He did later announce £400m to solve deprivation in the holidays – £170m for this winter and £220m for a longer-term scheme in 2021.
However, that announcement was too late for the half term, in which businesses and councils stepped in to help children out.
It is not just school meals that are the concern – the Prime Minister has also refused to rule out cutting the foreign aid budget by £4bn.
Defence Secretary Ben Wallace insisted it was too simple to claim money had been raided from one budget to fund another.
He did later announce £400m to solve deprivation in the holidays – £170m for this winter and £220m for a longer-term scheme in 2021
(Image: Getty Images)
He pointed out defence spending will be a capital budget. Other issues like school meals come from a revenue budget.
But he also refused to rule out cuts to aid. He said: “Do I support more money for defence? Yes I do, that's why I put in for a bid.
“Where it comes from is a matter for the Chancellor."
Mr Wallace was asked by BBC Breakfast how the government could find £16.5bn for the military, but fought over money for school meals.
Defending the government, he said: “You’ve got to add to that the benefit bill.
“The biggest spender in government is the Department for Work and Pensions on benefits. It dwarfs most people’s budgets.
Mr Wallace was asked how the government could find £16.5bn for the military, but fought over money for school meals
“We fund people quite rightly to help them through life, or a pension or indeed when times are tough.
“And so let’s remember that in dealing with some of the free school meals issue, we’ve uprated Universal Credit by £20, we put in more funding through the local authorities.
“So it wasn’t just a standalone £167m, it’s on top of the benefit bill. And I think that’s important.

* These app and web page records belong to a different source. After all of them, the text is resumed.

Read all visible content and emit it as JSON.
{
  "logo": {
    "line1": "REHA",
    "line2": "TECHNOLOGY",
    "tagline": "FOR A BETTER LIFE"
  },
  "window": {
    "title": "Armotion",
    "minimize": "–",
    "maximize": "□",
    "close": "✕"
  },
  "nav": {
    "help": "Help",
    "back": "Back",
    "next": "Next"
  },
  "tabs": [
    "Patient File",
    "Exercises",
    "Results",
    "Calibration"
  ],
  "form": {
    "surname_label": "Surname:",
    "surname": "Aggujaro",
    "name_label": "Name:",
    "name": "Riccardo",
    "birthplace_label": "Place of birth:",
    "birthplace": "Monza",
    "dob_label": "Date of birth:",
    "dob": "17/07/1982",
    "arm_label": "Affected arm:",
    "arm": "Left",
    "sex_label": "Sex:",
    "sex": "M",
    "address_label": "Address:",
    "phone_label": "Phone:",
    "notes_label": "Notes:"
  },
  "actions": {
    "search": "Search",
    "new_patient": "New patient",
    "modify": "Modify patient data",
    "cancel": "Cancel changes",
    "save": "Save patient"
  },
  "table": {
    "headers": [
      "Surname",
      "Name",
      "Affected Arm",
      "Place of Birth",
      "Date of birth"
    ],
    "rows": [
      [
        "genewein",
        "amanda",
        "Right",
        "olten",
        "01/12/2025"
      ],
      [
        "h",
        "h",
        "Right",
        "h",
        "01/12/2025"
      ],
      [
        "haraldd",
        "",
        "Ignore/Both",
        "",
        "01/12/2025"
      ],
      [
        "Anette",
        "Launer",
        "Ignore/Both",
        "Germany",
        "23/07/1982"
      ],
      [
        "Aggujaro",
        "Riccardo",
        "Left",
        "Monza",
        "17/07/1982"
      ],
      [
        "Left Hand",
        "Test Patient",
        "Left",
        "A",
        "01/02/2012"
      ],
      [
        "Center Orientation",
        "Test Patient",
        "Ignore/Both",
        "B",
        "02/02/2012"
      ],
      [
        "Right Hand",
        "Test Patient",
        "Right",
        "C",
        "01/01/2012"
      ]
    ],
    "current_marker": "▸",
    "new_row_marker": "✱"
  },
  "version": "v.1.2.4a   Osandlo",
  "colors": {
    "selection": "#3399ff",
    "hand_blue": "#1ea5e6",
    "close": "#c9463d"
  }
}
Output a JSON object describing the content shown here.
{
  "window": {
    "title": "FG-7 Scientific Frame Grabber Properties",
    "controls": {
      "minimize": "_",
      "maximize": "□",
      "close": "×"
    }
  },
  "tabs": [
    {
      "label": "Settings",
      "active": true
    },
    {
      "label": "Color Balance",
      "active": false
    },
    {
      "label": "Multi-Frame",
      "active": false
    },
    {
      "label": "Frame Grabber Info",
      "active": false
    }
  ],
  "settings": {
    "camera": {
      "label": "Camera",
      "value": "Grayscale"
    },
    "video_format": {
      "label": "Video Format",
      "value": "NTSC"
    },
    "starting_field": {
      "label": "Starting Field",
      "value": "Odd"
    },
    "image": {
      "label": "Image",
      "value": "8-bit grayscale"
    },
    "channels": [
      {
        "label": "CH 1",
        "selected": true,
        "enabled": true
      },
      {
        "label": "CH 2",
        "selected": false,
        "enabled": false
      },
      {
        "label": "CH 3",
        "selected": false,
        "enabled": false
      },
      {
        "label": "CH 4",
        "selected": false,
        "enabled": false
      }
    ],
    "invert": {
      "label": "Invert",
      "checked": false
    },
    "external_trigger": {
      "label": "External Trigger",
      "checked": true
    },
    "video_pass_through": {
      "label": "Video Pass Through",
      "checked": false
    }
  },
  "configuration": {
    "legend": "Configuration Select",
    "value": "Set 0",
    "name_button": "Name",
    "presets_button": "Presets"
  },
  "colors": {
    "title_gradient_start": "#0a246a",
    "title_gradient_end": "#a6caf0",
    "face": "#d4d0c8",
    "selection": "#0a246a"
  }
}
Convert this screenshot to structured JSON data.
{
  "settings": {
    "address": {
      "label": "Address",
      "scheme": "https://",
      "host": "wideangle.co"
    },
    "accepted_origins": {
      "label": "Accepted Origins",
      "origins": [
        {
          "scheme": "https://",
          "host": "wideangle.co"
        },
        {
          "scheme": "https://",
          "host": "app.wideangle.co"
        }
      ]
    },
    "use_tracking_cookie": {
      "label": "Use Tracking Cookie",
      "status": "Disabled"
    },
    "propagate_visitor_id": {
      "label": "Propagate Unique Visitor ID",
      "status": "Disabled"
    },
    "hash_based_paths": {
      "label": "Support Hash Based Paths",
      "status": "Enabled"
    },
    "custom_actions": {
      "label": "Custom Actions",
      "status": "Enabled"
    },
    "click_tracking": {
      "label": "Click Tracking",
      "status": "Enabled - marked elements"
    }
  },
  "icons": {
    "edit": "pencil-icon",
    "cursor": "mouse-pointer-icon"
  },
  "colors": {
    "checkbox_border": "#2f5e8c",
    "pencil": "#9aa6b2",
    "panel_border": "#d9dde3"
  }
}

“If you’re a family on minimum wage, and there’s two people with two children in my constituency, you’ll probably be getting £14, £15,000 in benefit on top of your £14,000 minimum wage basic take-home pay.
“It’s not like the government just said ‘that’s all you’ve got’ for school meals. We’ve got the benefit bill which is the biggest part of government spending.”